EXERCISE PROMPT — How many lines in the listing below include the word "Flares"? Reply with the count alone.
##############################
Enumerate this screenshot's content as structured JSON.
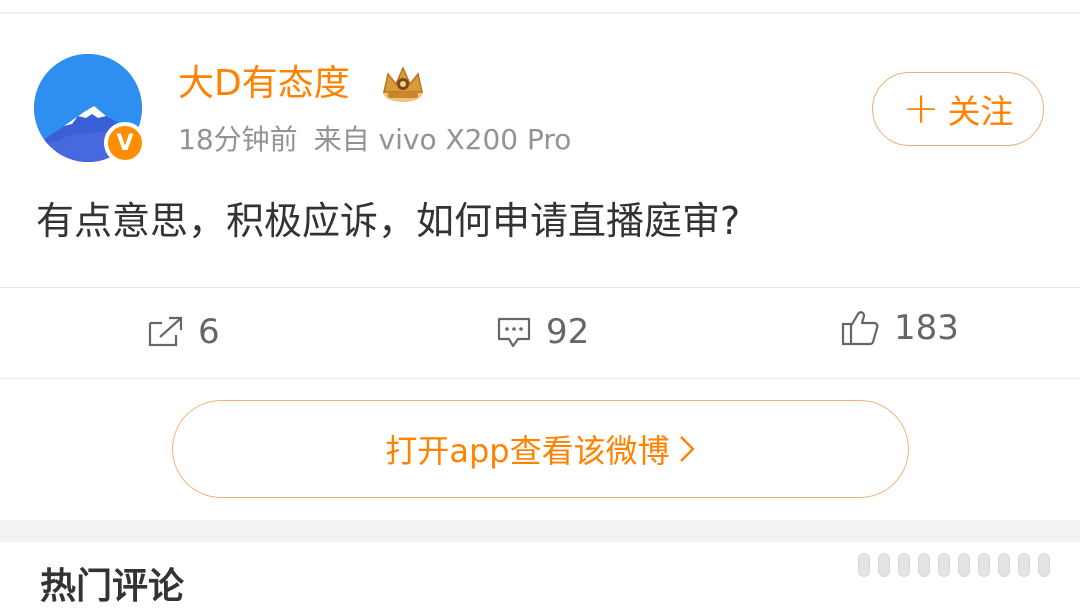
{
  "post": {
    "author": "大D有态度",
    "time_ago": "18分钟前",
    "source": "来自 vivo X200 Pro",
    "text": "有点意思，积极应诉，如何申请直播庭审?"
  },
  "follow_button": {
    "plus": "+",
    "label": "关注"
  },
  "actions": {
    "repost_count": "6",
    "comment_count": "92",
    "like_count": "183"
  },
  "open_app_button": {
    "label": "打开app查看该微博"
  },
  "next_section": {
    "title": "热门评论"
  },
  "icons": {
    "avatar": "mountain-avatar",
    "verify_badge": "V",
    "crown": "crown-icon",
    "repost": "share-icon",
    "comment": "comment-icon",
    "like": "thumbs-up-icon",
    "chevron": "chevron-right-icon"
  },
  "colors": {
    "brand_orange": "#ff8200",
    "avatar_blue": "#2f8ff0",
    "text_primary": "#333333",
    "text_meta": "#939393",
    "text_actions": "#666666"
  }
}
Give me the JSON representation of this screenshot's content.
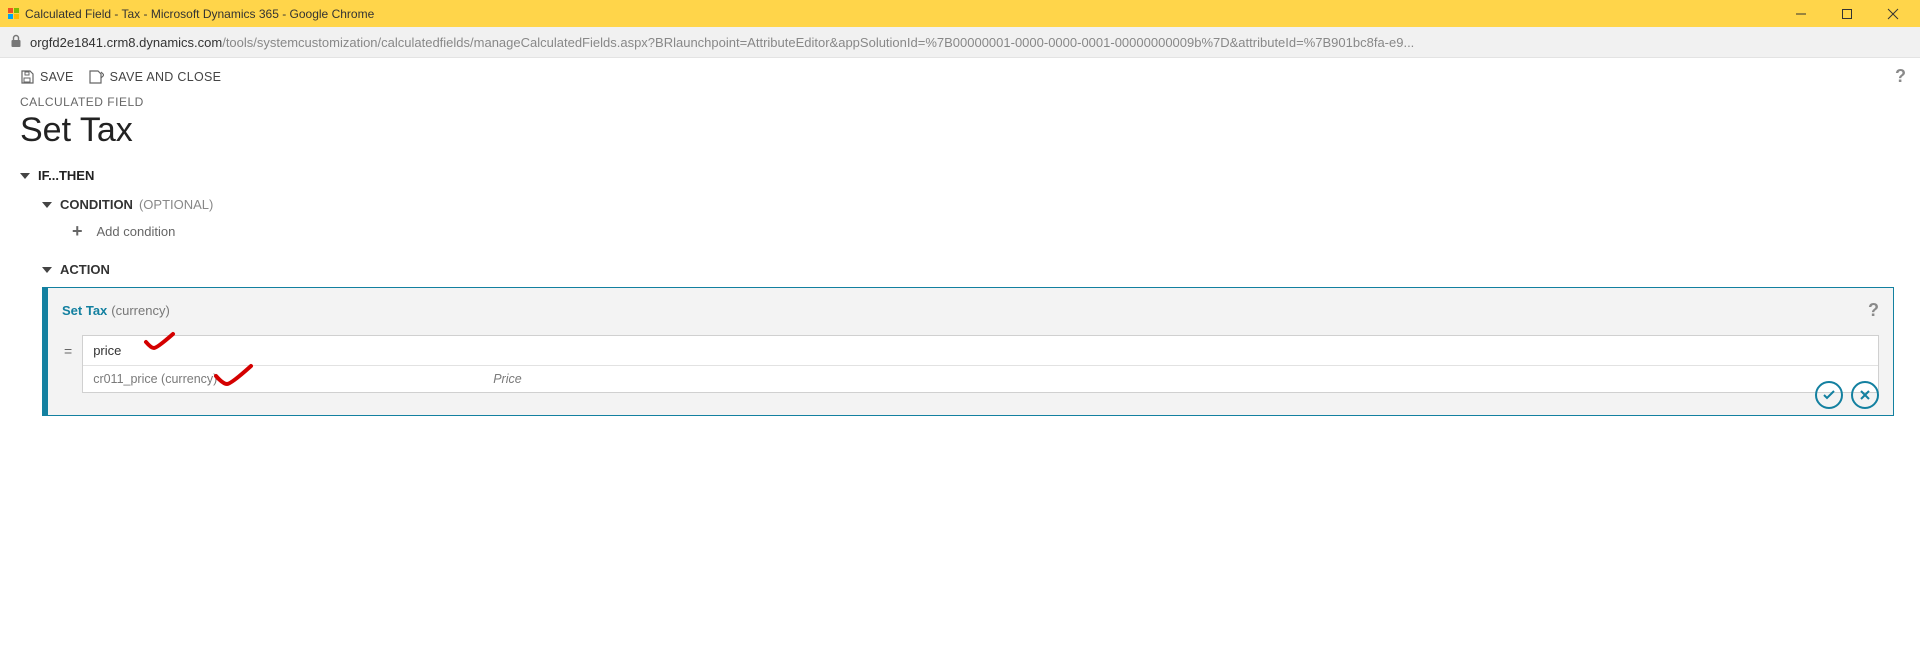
{
  "window": {
    "title": "Calculated Field - Tax - Microsoft Dynamics 365 - Google Chrome"
  },
  "url": {
    "host": "orgfd2e1841.crm8.dynamics.com",
    "path": "/tools/systemcustomization/calculatedfields/manageCalculatedFields.aspx?BRlaunchpoint=AttributeEditor&appSolutionId=%7B00000001-0000-0000-0001-00000000009b%7D&attributeId=%7B901bc8fa-e9..."
  },
  "commands": {
    "save": "SAVE",
    "save_close": "SAVE AND CLOSE"
  },
  "page": {
    "section_label": "CALCULATED FIELD",
    "title": "Set Tax"
  },
  "ifthen": {
    "heading": "IF...THEN"
  },
  "condition": {
    "label": "CONDITION",
    "optional": "(OPTIONAL)",
    "add": "Add condition"
  },
  "action": {
    "label": "ACTION",
    "title": "Set Tax",
    "type": "(currency)",
    "input_value": "price",
    "suggestion_schema": "cr011_price (currency)",
    "suggestion_display": "Price"
  }
}
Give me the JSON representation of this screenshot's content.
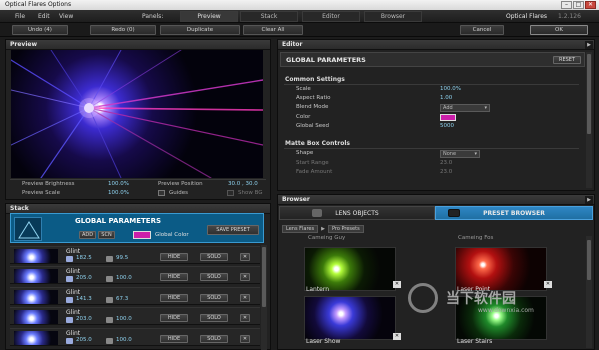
{
  "window": {
    "title": "Optical Flares Options",
    "min": "–",
    "max": "□",
    "close": "✕"
  },
  "menu": {
    "file": "File",
    "edit": "Edit",
    "view": "View",
    "panels_label": "Panels:",
    "version_name": "Optical Flares",
    "version": "1.2.126"
  },
  "panel_tabs": [
    "Preview",
    "Stack",
    "Editor",
    "Browser"
  ],
  "toolbar": {
    "undo": "Undo (4)",
    "redo": "Redo (0)",
    "duplicate": "Duplicate",
    "clear_all": "Clear All",
    "cancel": "Cancel",
    "ok": "OK"
  },
  "preview": {
    "header": "Preview",
    "brightness_label": "Preview Brightness",
    "brightness_value": "100.0%",
    "scale_label": "Preview Scale",
    "scale_value": "100.0%",
    "position_label": "Preview Position",
    "position_value": "30.0 , 30.0",
    "guides_label": "Guides",
    "showbg_label": "Show BG"
  },
  "stack": {
    "header": "Stack",
    "global_title": "GLOBAL PARAMETERS",
    "add": "ADD",
    "scn": "SCN",
    "global_color_label": "Global Color",
    "global_color": "#cc1faa",
    "save_preset": "SAVE PRESET",
    "rows": [
      {
        "name": "Glint",
        "brightness": "182.5",
        "scale": "99.5",
        "hide": "HIDE",
        "solo": "SOLO",
        "remove": "✕"
      },
      {
        "name": "Glint",
        "brightness": "205.0",
        "scale": "100.0",
        "hide": "HIDE",
        "solo": "SOLO",
        "remove": "✕"
      },
      {
        "name": "Glint",
        "brightness": "141.3",
        "scale": "67.3",
        "hide": "HIDE",
        "solo": "SOLO",
        "remove": "✕"
      },
      {
        "name": "Glint",
        "brightness": "203.0",
        "scale": "100.0",
        "hide": "HIDE",
        "solo": "SOLO",
        "remove": "✕"
      },
      {
        "name": "Glint",
        "brightness": "205.0",
        "scale": "100.0",
        "hide": "HIDE",
        "solo": "SOLO",
        "remove": "✕"
      }
    ]
  },
  "editor": {
    "header": "Editor",
    "title": "GLOBAL PARAMETERS",
    "reset": "RESET",
    "common_header": "Common Settings",
    "scale_label": "Scale",
    "scale_value": "100.0%",
    "aspect_label": "Aspect Ratio",
    "aspect_value": "1.00",
    "blend_label": "Blend Mode",
    "blend_value": "Add",
    "color_label": "Color",
    "color_value": "#cc1faa",
    "seed_label": "Global Seed",
    "seed_value": "5000",
    "matte_header": "Matte Box Controls",
    "shape_label": "Shape",
    "shape_value": "None",
    "start_label": "Start Range",
    "start_value": "23.0",
    "fade_label": "Fade Amount",
    "fade_value": "23.0"
  },
  "browser": {
    "header": "Browser",
    "tab_lens": "LENS OBJECTS",
    "tab_preset": "PRESET BROWSER",
    "crumb_root": "Lens Flares",
    "crumb_sub": "Pro Presets",
    "top_labels": [
      "Cameing Guy",
      "Cameing Fos"
    ],
    "tiles": [
      {
        "label": "Lantern"
      },
      {
        "label": "Laser Point"
      },
      {
        "label": "Laser Show"
      },
      {
        "label": "Laser Stairs"
      }
    ]
  },
  "watermark": {
    "cn": "当下软件园",
    "url": "www.downxia.com"
  },
  "colors": {
    "accent_blue": "#0b5b86",
    "active_tab": "#1f6fa3",
    "value_text": "#8fd3f0",
    "magenta": "#cc1faa"
  }
}
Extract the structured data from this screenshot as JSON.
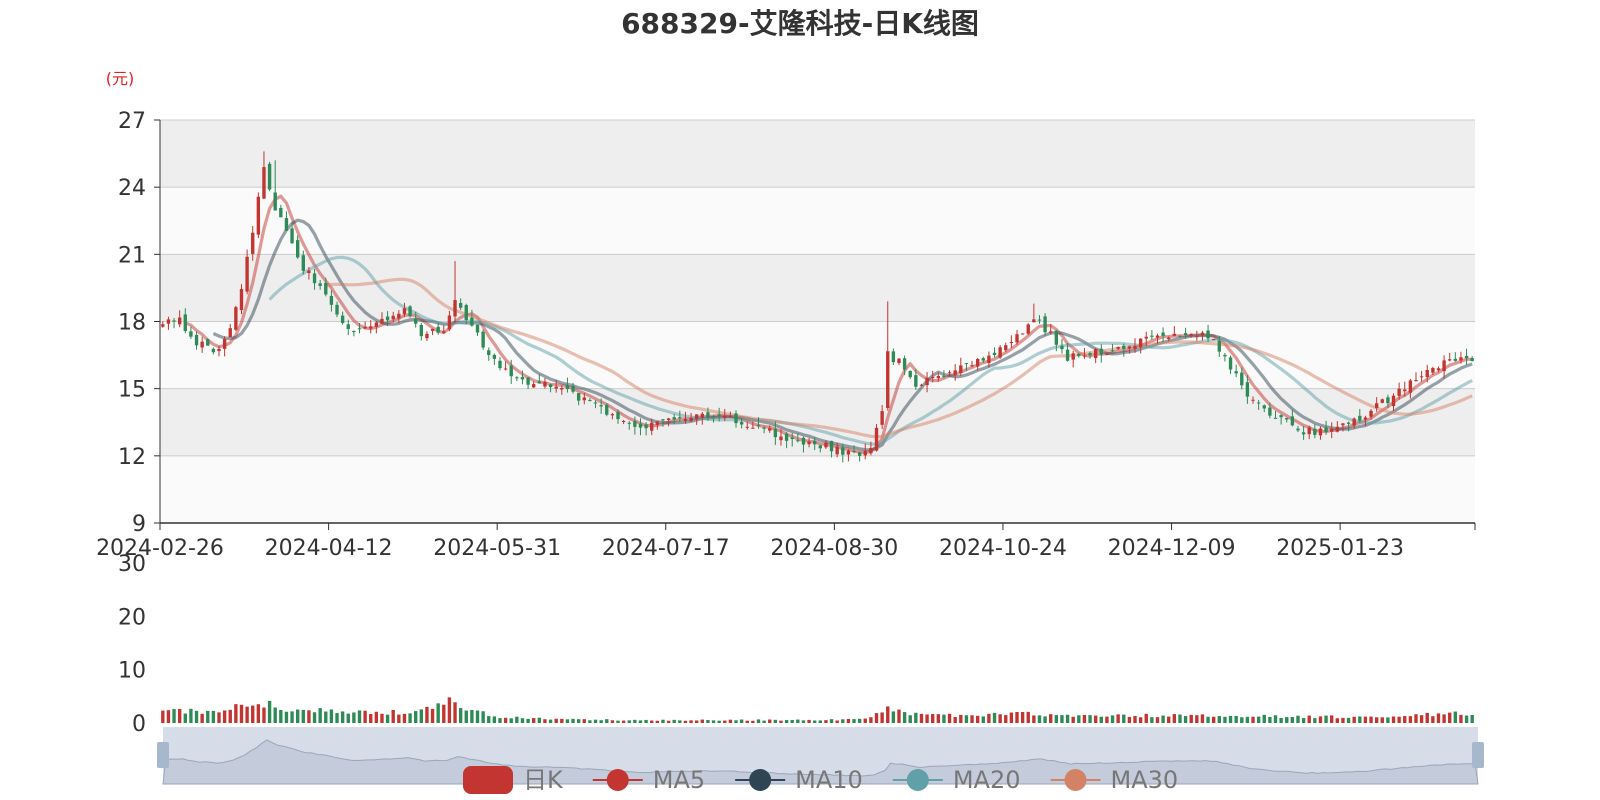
{
  "chart_data": {
    "type": "candlestick",
    "title": "688329-艾隆科技-日K线图",
    "unit_label": "(元)",
    "price_axis": {
      "ylim": [
        9,
        27
      ],
      "ticks": [
        "27",
        "24",
        "21",
        "18",
        "15",
        "12",
        "9"
      ]
    },
    "volume_axis": {
      "ylim": [
        0,
        30
      ],
      "ticks": [
        "30",
        "20",
        "10",
        "0"
      ]
    },
    "x_tick_labels": [
      "2024-02-26",
      "2024-04-12",
      "2024-05-31",
      "2024-07-17",
      "2024-08-30",
      "2024-10-24",
      "2024-12-09",
      "2025-01-23"
    ],
    "x_tick_indices": [
      0,
      30,
      60,
      90,
      120,
      150,
      180,
      210
    ],
    "grid": true,
    "legend": {
      "position": "bottom",
      "items": [
        {
          "name": "日K",
          "color": "#c23531"
        },
        {
          "name": "MA5",
          "color": "#c23531"
        },
        {
          "name": "MA10",
          "color": "#2f4554"
        },
        {
          "name": "MA20",
          "color": "#61a0a8"
        },
        {
          "name": "MA30",
          "color": "#d48265"
        }
      ]
    },
    "colors": {
      "up": "#c23531",
      "down": "#2e8b57",
      "grid": "#cccccc",
      "band": "#eeeeee",
      "axis": "#333333"
    },
    "anchors": [
      [
        0,
        17.8
      ],
      [
        3,
        18.2
      ],
      [
        5,
        17.2
      ],
      [
        8,
        16.9
      ],
      [
        10,
        16.7
      ],
      [
        11,
        17.1
      ],
      [
        12,
        17.6
      ],
      [
        14,
        19.6
      ],
      [
        16,
        22.0
      ],
      [
        18,
        25.0
      ],
      [
        20,
        23.0
      ],
      [
        22,
        22.0
      ],
      [
        24,
        20.7
      ],
      [
        28,
        19.6
      ],
      [
        32,
        18.0
      ],
      [
        34,
        17.6
      ],
      [
        37,
        17.8
      ],
      [
        40,
        18.2
      ],
      [
        43,
        18.6
      ],
      [
        46,
        17.3
      ],
      [
        50,
        17.7
      ],
      [
        52,
        18.9
      ],
      [
        55,
        17.7
      ],
      [
        58,
        16.6
      ],
      [
        62,
        15.5
      ],
      [
        66,
        15.2
      ],
      [
        70,
        15.2
      ],
      [
        75,
        14.5
      ],
      [
        80,
        13.8
      ],
      [
        85,
        13.3
      ],
      [
        90,
        13.7
      ],
      [
        95,
        13.9
      ],
      [
        100,
        13.7
      ],
      [
        105,
        13.4
      ],
      [
        110,
        12.9
      ],
      [
        115,
        12.6
      ],
      [
        120,
        12.3
      ],
      [
        124,
        12.0
      ],
      [
        126,
        12.5
      ],
      [
        128,
        14.0
      ],
      [
        129,
        16.5
      ],
      [
        131,
        16.2
      ],
      [
        134,
        15.2
      ],
      [
        139,
        15.6
      ],
      [
        144,
        16.1
      ],
      [
        148,
        16.6
      ],
      [
        152,
        17.3
      ],
      [
        155,
        18.2
      ],
      [
        158,
        17.4
      ],
      [
        161,
        16.4
      ],
      [
        166,
        16.6
      ],
      [
        172,
        17.0
      ],
      [
        178,
        17.3
      ],
      [
        183,
        17.6
      ],
      [
        187,
        17.1
      ],
      [
        190,
        16.0
      ],
      [
        194,
        14.4
      ],
      [
        199,
        13.6
      ],
      [
        203,
        13.1
      ],
      [
        207,
        13.1
      ],
      [
        211,
        13.4
      ],
      [
        216,
        14.2
      ],
      [
        221,
        15.0
      ],
      [
        226,
        16.0
      ],
      [
        230,
        16.2
      ],
      [
        233,
        16.3
      ]
    ],
    "volume_profile": [
      [
        0,
        2.6
      ],
      [
        2,
        3.0
      ],
      [
        4,
        2.2
      ],
      [
        8,
        2.3
      ],
      [
        11,
        2.3
      ],
      [
        14,
        3.2
      ],
      [
        17,
        3.6
      ],
      [
        19,
        3.4
      ],
      [
        22,
        2.8
      ],
      [
        28,
        2.6
      ],
      [
        32,
        2.2
      ],
      [
        40,
        2.0
      ],
      [
        45,
        2.0
      ],
      [
        52,
        4.2
      ],
      [
        55,
        2.5
      ],
      [
        60,
        1.2
      ],
      [
        70,
        0.7
      ],
      [
        90,
        0.5
      ],
      [
        120,
        0.6
      ],
      [
        126,
        1.0
      ],
      [
        129,
        2.7
      ],
      [
        133,
        1.6
      ],
      [
        140,
        1.4
      ],
      [
        150,
        1.6
      ],
      [
        154,
        1.8
      ],
      [
        160,
        1.4
      ],
      [
        180,
        1.4
      ],
      [
        200,
        1.2
      ],
      [
        220,
        1.1
      ],
      [
        228,
        1.8
      ],
      [
        233,
        1.6
      ]
    ],
    "seed": 688329
  }
}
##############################
WRITTEN ANSWER — 3